The Daily Tar Heel
Printing news. Raising hell. Since 1893.
Friday, Feb. 23, 2024 Newsletters Latest print issue

We keep you informed.

Help us keep going. Donate Today.
The Daily Tar Heel

Turning over a new leaf: Fallen tree repurposed into Hillsborough art project

Installation Artist Jonathan Brilliant poses with his newest installation in River Park in Downtown Hillsborough, NC on Mar. 25. More of his work can be seen at

Nearly four years ago, a 250-year old Southern red oak tree fell on Calvin Street in Hillsborough during Hurricane Florence. 

Many Hillsborough residents wanted to see an art piece come out of this problem, Mollie Thomas, executive director of the Hillsborough Arts Council, said. 

And following community input, the wood from the tree has been repurposed into a permanent art installation: the River Park Arch. The project opened to the public on March 15. 

“Because Hillsborough is known for honoring history and celebrating the arts so well, that was kind of the natural path that was taken,” Thomas said. 

The project was developed by the Hillsborough Arts Council in partnership with the Orange County Arts Commission and local government representatives.

Katie Murray, director of the Orange County Arts Commission, said the Calvin Street tree was part of a group of protected trees in Hillsborough known as “treasure trees," which are nominated because of their age. 

The tree, which stood in a prominent spot, changed the town's skyline when it fell. 

“We knew we couldn't just, you know, send the wood off to a mill,” Murray said. "We needed to do something with it."

After an extensive jurying process, Raleigh-based installation artist Jonathan Brilliant was selected among 32 applicants to move forward with his proposal to repurpose the wood in the shape of an arch.

He envisioned that the arch appears like an integral part of the Town's environment.

“The hope is that in the end, it looks like it belongs here, it makes sense for the space and the viewer just sees that always,” he said. 

Brilliant said the wood from the tree was processed into lattice strips — thin, flexible pieces of wood — which he then used to create the arch’s woven design around a metal frame.

At the base of the arch, Thomas said there are round structures that pay homage to the shape of huts that were inhabited by the Occaneechi tribe along the Eno River during the 17th century. 

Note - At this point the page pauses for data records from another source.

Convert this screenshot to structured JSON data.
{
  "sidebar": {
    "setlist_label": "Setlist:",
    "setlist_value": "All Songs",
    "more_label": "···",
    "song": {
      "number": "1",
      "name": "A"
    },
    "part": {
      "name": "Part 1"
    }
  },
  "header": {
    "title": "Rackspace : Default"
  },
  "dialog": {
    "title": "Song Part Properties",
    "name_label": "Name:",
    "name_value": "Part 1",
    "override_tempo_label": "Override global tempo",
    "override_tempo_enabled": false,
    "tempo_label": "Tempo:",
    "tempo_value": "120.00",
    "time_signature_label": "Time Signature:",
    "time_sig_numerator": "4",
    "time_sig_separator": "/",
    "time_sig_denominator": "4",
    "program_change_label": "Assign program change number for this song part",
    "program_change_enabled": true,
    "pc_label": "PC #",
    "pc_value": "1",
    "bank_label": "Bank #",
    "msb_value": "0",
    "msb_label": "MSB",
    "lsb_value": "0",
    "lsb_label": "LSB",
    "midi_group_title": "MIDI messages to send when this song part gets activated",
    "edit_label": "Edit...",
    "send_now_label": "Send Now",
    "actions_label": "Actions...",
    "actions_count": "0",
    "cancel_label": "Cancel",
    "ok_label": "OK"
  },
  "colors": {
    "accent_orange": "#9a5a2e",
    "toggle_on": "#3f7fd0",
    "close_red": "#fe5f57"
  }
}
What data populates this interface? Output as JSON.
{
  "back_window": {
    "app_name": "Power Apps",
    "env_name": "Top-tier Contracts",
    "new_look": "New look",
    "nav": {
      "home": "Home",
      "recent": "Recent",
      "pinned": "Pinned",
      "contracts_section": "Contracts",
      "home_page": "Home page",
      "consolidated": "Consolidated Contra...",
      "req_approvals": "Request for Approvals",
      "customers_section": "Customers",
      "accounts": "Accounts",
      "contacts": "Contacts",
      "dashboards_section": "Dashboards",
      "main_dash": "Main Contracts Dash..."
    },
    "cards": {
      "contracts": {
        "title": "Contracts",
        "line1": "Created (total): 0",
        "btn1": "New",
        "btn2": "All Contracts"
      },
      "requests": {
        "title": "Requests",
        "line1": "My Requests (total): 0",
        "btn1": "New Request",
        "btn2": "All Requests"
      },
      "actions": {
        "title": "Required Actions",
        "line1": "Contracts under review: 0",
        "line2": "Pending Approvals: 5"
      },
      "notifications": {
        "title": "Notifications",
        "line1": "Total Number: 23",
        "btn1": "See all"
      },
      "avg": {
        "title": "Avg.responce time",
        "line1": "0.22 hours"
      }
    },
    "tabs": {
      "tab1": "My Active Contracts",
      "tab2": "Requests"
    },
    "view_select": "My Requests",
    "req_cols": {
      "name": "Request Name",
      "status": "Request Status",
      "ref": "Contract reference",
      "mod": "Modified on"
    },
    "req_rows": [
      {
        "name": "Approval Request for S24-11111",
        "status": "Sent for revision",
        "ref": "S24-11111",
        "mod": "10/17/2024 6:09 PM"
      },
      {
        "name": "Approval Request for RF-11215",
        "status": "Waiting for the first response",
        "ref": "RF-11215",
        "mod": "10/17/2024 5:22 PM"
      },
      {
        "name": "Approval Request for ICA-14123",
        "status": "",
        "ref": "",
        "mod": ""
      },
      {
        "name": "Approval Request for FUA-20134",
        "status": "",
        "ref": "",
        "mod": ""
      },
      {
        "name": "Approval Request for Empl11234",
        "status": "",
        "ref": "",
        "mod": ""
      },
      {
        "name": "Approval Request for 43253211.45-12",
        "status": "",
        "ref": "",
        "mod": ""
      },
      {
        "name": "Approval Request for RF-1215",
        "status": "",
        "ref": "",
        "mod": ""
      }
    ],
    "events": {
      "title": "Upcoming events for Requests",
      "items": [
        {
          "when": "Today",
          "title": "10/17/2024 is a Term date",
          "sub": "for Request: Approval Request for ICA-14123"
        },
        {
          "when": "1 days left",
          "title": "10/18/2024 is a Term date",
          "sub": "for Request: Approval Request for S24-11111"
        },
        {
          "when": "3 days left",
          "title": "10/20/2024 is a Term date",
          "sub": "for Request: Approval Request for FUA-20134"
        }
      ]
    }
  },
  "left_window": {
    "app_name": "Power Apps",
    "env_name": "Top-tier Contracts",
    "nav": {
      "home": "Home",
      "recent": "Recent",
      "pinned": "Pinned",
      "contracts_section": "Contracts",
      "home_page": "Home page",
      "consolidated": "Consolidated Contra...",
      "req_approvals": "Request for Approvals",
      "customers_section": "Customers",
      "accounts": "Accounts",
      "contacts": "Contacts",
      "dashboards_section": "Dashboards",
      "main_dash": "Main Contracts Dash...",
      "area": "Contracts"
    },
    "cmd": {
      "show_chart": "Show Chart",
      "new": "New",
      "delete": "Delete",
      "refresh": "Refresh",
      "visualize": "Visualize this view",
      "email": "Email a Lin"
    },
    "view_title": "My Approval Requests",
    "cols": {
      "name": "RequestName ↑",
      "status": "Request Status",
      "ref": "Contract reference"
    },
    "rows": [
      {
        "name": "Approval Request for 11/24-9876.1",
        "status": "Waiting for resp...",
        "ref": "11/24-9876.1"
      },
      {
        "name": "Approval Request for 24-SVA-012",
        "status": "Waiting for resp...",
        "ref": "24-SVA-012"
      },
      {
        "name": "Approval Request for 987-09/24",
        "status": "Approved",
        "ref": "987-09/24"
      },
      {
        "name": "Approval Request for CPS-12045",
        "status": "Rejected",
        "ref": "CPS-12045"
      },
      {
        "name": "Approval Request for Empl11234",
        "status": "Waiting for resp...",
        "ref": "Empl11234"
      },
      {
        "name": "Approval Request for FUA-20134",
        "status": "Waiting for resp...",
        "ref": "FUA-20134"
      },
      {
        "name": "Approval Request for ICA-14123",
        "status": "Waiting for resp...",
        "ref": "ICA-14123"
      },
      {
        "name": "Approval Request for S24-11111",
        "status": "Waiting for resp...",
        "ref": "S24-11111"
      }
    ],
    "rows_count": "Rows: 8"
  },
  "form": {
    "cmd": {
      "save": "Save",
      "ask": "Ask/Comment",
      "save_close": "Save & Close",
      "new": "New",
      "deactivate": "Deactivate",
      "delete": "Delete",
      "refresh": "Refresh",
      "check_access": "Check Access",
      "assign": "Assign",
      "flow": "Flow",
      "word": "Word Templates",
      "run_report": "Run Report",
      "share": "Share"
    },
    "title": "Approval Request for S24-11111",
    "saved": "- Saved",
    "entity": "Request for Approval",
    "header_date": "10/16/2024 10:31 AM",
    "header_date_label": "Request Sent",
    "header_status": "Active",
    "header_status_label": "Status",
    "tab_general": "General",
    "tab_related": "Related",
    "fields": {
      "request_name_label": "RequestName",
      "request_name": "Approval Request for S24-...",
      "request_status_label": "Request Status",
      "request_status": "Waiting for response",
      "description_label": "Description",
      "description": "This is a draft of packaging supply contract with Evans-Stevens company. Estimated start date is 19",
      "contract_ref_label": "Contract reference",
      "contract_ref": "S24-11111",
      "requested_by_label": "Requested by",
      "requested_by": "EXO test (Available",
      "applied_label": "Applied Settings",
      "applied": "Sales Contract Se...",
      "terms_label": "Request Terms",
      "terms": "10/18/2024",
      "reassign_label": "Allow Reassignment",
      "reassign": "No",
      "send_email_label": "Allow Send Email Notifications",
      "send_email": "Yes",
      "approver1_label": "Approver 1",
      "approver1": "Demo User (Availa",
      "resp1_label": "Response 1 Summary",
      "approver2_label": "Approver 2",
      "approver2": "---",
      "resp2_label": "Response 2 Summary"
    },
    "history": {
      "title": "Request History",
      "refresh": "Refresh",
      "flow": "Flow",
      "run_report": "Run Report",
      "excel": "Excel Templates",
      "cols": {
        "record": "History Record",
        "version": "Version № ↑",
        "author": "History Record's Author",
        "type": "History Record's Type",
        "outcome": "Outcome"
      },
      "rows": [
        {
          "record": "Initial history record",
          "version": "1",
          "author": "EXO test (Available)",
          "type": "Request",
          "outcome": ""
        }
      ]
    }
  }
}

In order to fund the project, the Mary Duke Biddle Foundation donated a $20,000 grant, which covered costs associated with wood preparation, materials and artist compensation.

Brilliant finished assembling the project on Friday. Members of the public were invited to view the structure and meet Brilliant during the Hillsborough Arts Council’s LastFridays Art Walk that same day.

Thomas said this Art Walk, which is the first since the start of the COVID-19 pandemic, lined up with the installation's completion.

“The fact that this is the first official LastFridays Art Walk of the season for 2022 and the artist is finishing up this weekend on the project just makes for a really wonderful celebration of all that we've managed to get through over the past two years,” she said. 

For more information on the Art Walk, visit the Hillsborough Art Council website


@DTHCityState |

To get the day's news and headlines in your inbox each morning, sign up for our email newsletters.

Special Print Edition
The Daily Tar Heel Victory Paper for February 5, 2024

More in Hillsborough

More in City & County

More in The OC Report

More in City & State